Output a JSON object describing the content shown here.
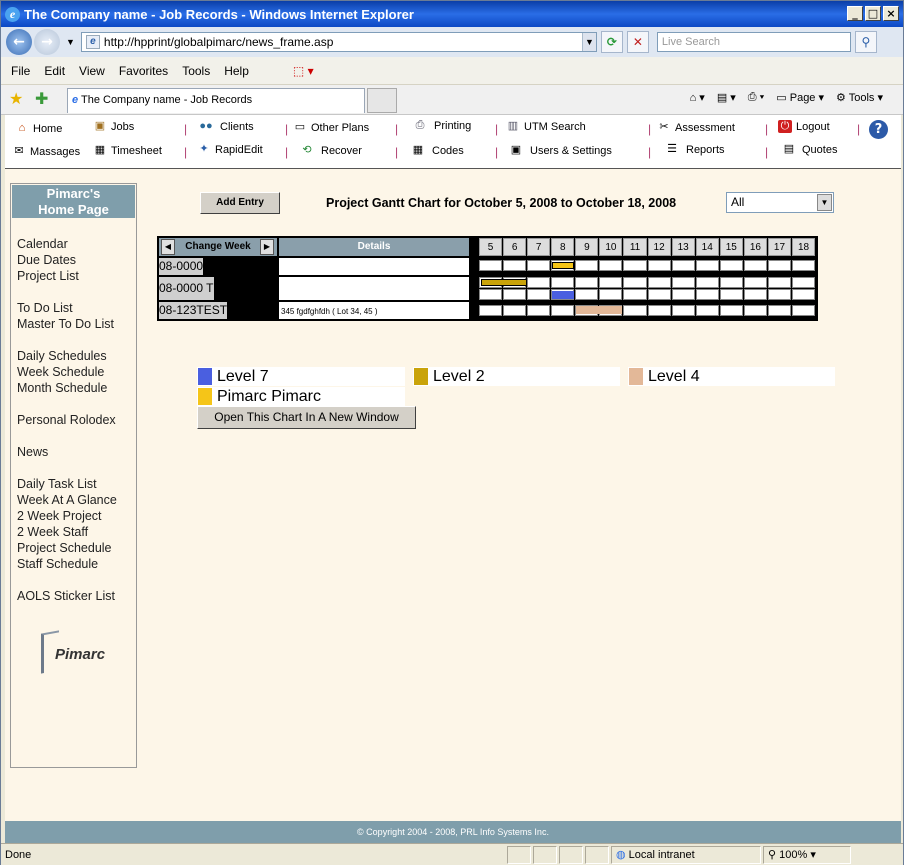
{
  "window": {
    "title": "The Company name - Job Records - Windows Internet Explorer"
  },
  "browser": {
    "address": "http://hpprint/globalpimarc/news_frame.asp",
    "search_placeholder": "Live Search",
    "menu": [
      "File",
      "Edit",
      "View",
      "Favorites",
      "Tools",
      "Help"
    ],
    "tab_title": "The Company name - Job Records",
    "fav_tools": {
      "page": "Page",
      "tools": "Tools"
    },
    "status_text": "Done",
    "zone": "Local intranet",
    "zoom": "100%"
  },
  "topnav": {
    "row1": [
      "Home",
      "Jobs",
      "Clients",
      "Other Plans",
      "Printing",
      "UTM Search",
      "Assessment",
      "Logout"
    ],
    "row2": [
      "Massages",
      "Timesheet",
      "RapidEdit",
      "Recover",
      "Codes",
      "Users & Settings",
      "Reports",
      "Quotes"
    ]
  },
  "sidebar": {
    "header_line1": "Pimarc's",
    "header_line2": "Home Page",
    "groups": [
      [
        "Calendar",
        "Due Dates",
        "Project List"
      ],
      [
        "To Do List",
        "Master To Do List"
      ],
      [
        "Daily Schedules",
        "Week Schedule",
        "Month Schedule"
      ],
      [
        "Personal Rolodex"
      ],
      [
        "News"
      ],
      [
        "Daily Task List",
        "Week At A Glance",
        "2 Week Project",
        "2 Week Staff",
        "Project Schedule",
        "Staff Schedule"
      ],
      [
        "AOLS Sticker List"
      ]
    ],
    "logo_text": "Pimarc"
  },
  "main": {
    "add_entry": "Add Entry",
    "chart_title": "Project Gantt Chart for October 5, 2008 to October 18, 2008",
    "filter_value": "All",
    "change_week": "Change Week",
    "details_header": "Details",
    "days": [
      "5",
      "6",
      "7",
      "8",
      "9",
      "10",
      "11",
      "12",
      "13",
      "14",
      "15",
      "16",
      "17",
      "18"
    ],
    "jobs": [
      {
        "id": "08-0000",
        "details": ""
      },
      {
        "id": "08-0000 T",
        "details": ""
      },
      {
        "id": "08-123TEST",
        "details": "345 fgdfghfdh ( Lot 34, 45 )"
      }
    ],
    "legend": [
      {
        "label": "Level 7",
        "color": "#4a5fe0"
      },
      {
        "label": "Level 2",
        "color": "#c9a30a"
      },
      {
        "label": "Level 4",
        "color": "#e3b898"
      },
      {
        "label": "Pimarc Pimarc",
        "color": "#f5c518"
      }
    ],
    "open_window": "Open This Chart In A New Window",
    "footer": "© Copyright 2004 - 2008, PRL Info Systems Inc."
  }
}
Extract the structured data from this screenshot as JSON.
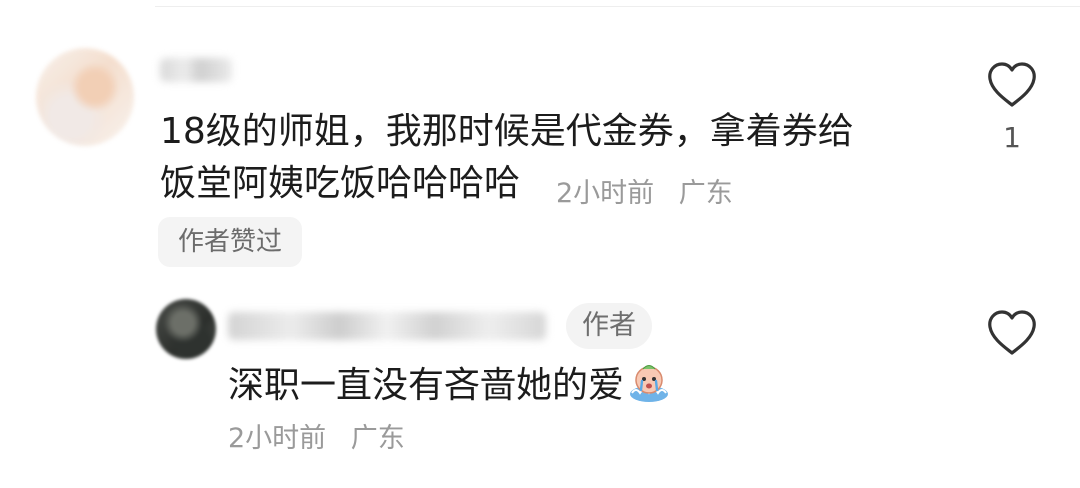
{
  "comment": {
    "text_line1": "18级的师姐，我那时候是代金券，拿着券给",
    "text_line2": "饭堂阿姨吃饭哈哈哈哈",
    "time": "2小时前",
    "location": "广东",
    "author_liked": "作者赞过",
    "like_count": "1",
    "like_icon": "heart-outline-icon"
  },
  "reply": {
    "author_badge": "作者",
    "text": "深职一直没有吝啬她的爱",
    "emoji": "crying-face-sticker",
    "time": "2小时前",
    "location": "广东",
    "like_icon": "heart-outline-icon"
  },
  "colors": {
    "text_primary": "#1c1c1c",
    "text_meta": "#9a9a9a",
    "pill_background": "#f4f4f4",
    "icon_stroke": "#333333"
  }
}
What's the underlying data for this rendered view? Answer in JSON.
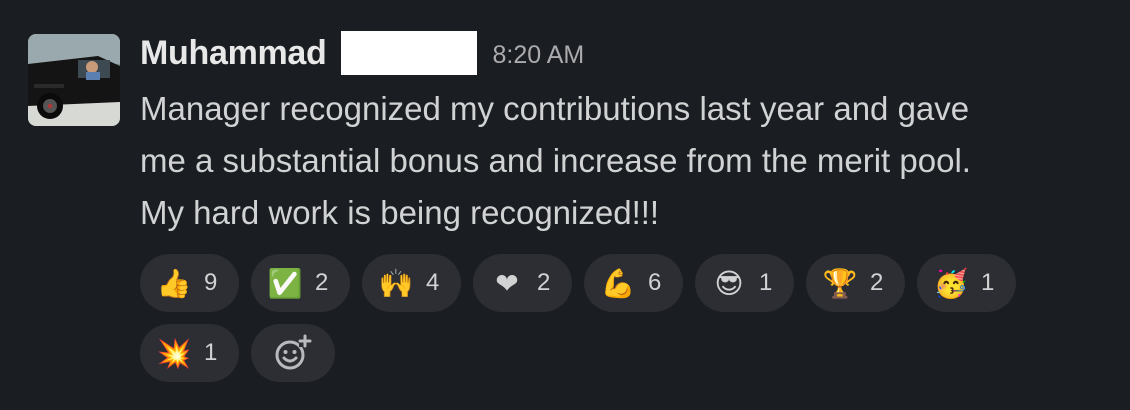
{
  "message": {
    "author": "Muhammad",
    "timestamp": "8:20 AM",
    "lines": [
      "Manager recognized my contributions last year and gave",
      "me a substantial bonus and increase from the merit pool.",
      "My hard work is being recognized!!!"
    ]
  },
  "reactions": [
    {
      "emoji": "👍",
      "icon": "thumbs-up",
      "count": "9"
    },
    {
      "emoji": "✅",
      "icon": "check-mark",
      "count": "2"
    },
    {
      "emoji": "🙌",
      "icon": "raised-hands",
      "count": "4"
    },
    {
      "emoji": "❤",
      "icon": "red-heart",
      "count": "2"
    },
    {
      "emoji": "💪",
      "icon": "flexed-biceps",
      "count": "6"
    },
    {
      "emoji": "😎",
      "icon": "sunglasses-face",
      "count": "1"
    },
    {
      "emoji": "🏆",
      "icon": "trophy",
      "count": "2"
    },
    {
      "emoji": "🥳",
      "icon": "partying-face",
      "count": "1"
    },
    {
      "emoji": "💥",
      "icon": "collision",
      "count": "1"
    }
  ],
  "colors": {
    "background": "#1a1d21",
    "pill": "#2c2e33",
    "text": "#d1d2d3",
    "author": "#e8e8e8",
    "timestamp": "#ababad"
  }
}
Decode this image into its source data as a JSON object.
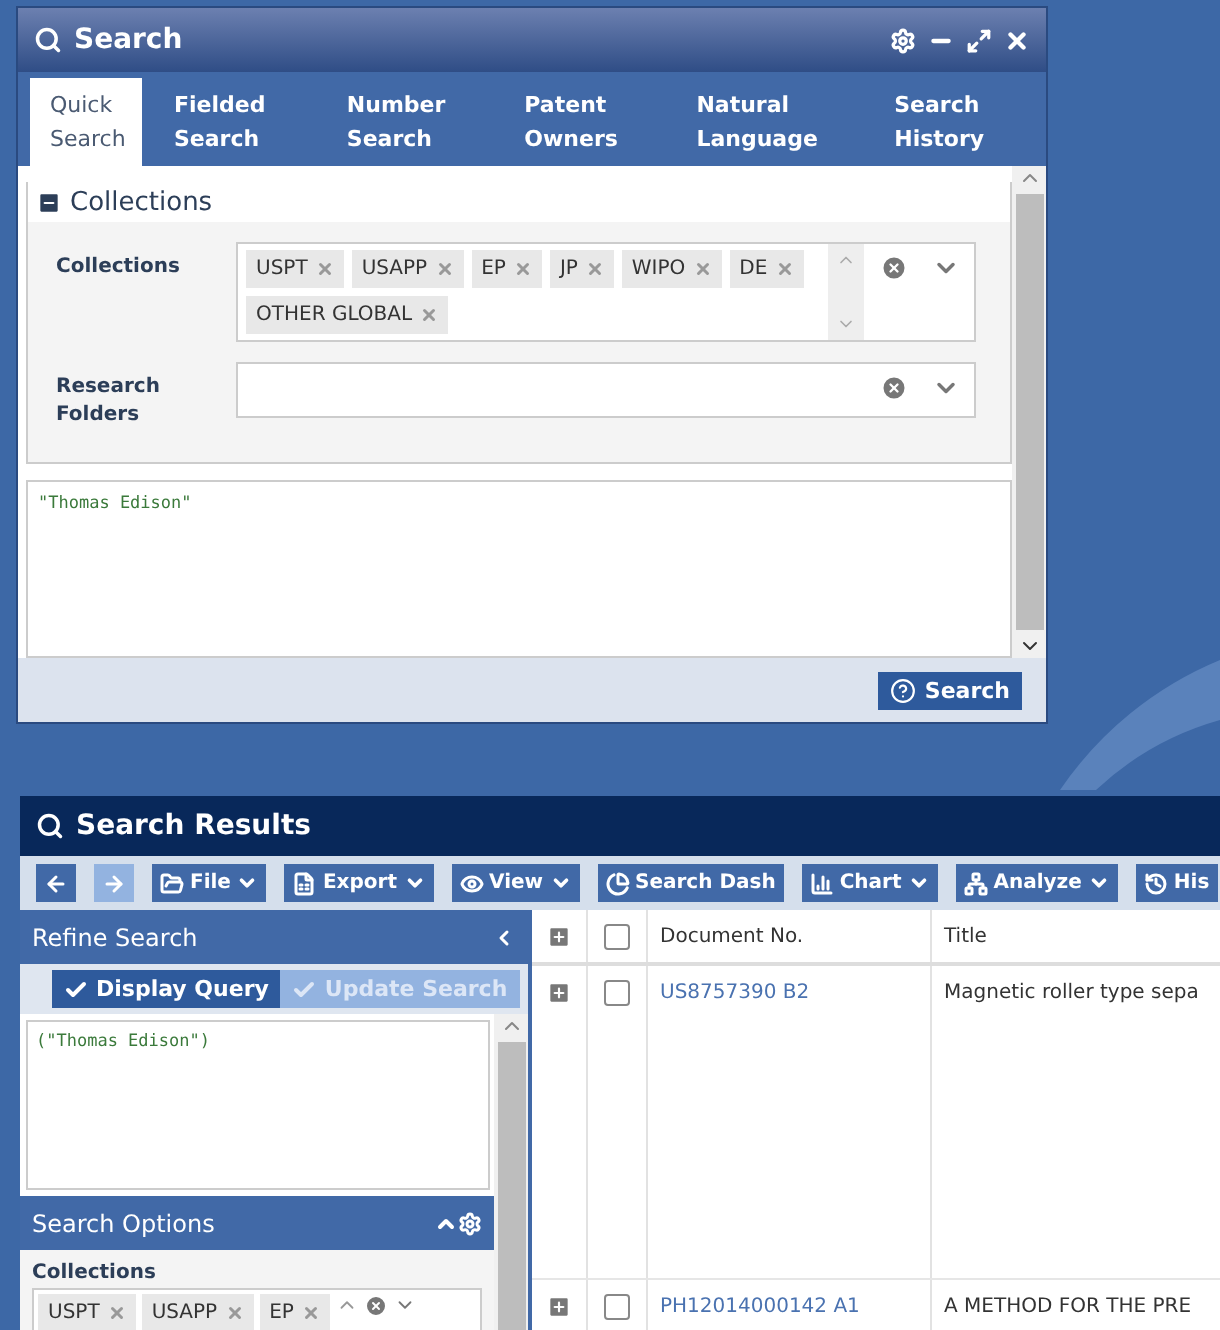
{
  "search_window": {
    "title": "Search",
    "tabs": [
      {
        "label": "Quick Search",
        "selected": true
      },
      {
        "label": "Fielded Search",
        "selected": false
      },
      {
        "label": "Number Search",
        "selected": false
      },
      {
        "label": "Patent Owners",
        "selected": false
      },
      {
        "label": "Natural Language",
        "selected": false
      },
      {
        "label": "Search History",
        "selected": false
      }
    ],
    "section": {
      "title": "Collections",
      "expanded": true
    },
    "fields": [
      {
        "label": "Collections",
        "tags": [
          "USPT",
          "USAPP",
          "EP",
          "JP",
          "WIPO",
          "DE",
          "OTHER GLOBAL"
        ]
      },
      {
        "label": "Research Folders"
      }
    ],
    "query": "\"Thomas Edison\"",
    "button": "Search"
  },
  "results_window": {
    "title": "Search Results",
    "toolbar": [
      {
        "kind": "icon",
        "disabled": false
      },
      {
        "kind": "icon",
        "disabled": true
      },
      {
        "kind": "menu",
        "label": "File",
        "disabled": false
      },
      {
        "kind": "menu",
        "label": "Export",
        "disabled": false
      },
      {
        "kind": "menu",
        "label": "View",
        "disabled": false
      },
      {
        "kind": "button",
        "label": "Search Dash",
        "disabled": false
      },
      {
        "kind": "menu",
        "label": "Chart",
        "disabled": false
      },
      {
        "kind": "menu",
        "label": "Analyze",
        "disabled": false
      },
      {
        "kind": "button",
        "label": "His",
        "disabled": false
      }
    ],
    "refine": {
      "title": "Refine Search",
      "buttons": [
        {
          "label": "Display Query",
          "disabled": false
        },
        {
          "label": "Update Search",
          "disabled": true
        }
      ],
      "query": "(\"Thomas Edison\")"
    },
    "options": {
      "title": "Search Options",
      "collections_label": "Collections",
      "tags": [
        "USPT",
        "USAPP",
        "EP"
      ]
    },
    "table": {
      "select_all_checked": false,
      "columns": [
        "Document No.",
        "Title"
      ],
      "rows": [
        {
          "document": "US8757390 B2",
          "title": "Magnetic roller type sepa",
          "checked": false
        },
        {
          "document": "PH12014000142 A1",
          "title": "A METHOD FOR THE PRE",
          "checked": false
        }
      ]
    }
  }
}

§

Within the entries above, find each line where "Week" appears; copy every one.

Exercise answer
        "Week Schedule",
        "Week At A Glance",
        "2 Week Project",
        "2 Week Staff",
    "change_week": "Change Week",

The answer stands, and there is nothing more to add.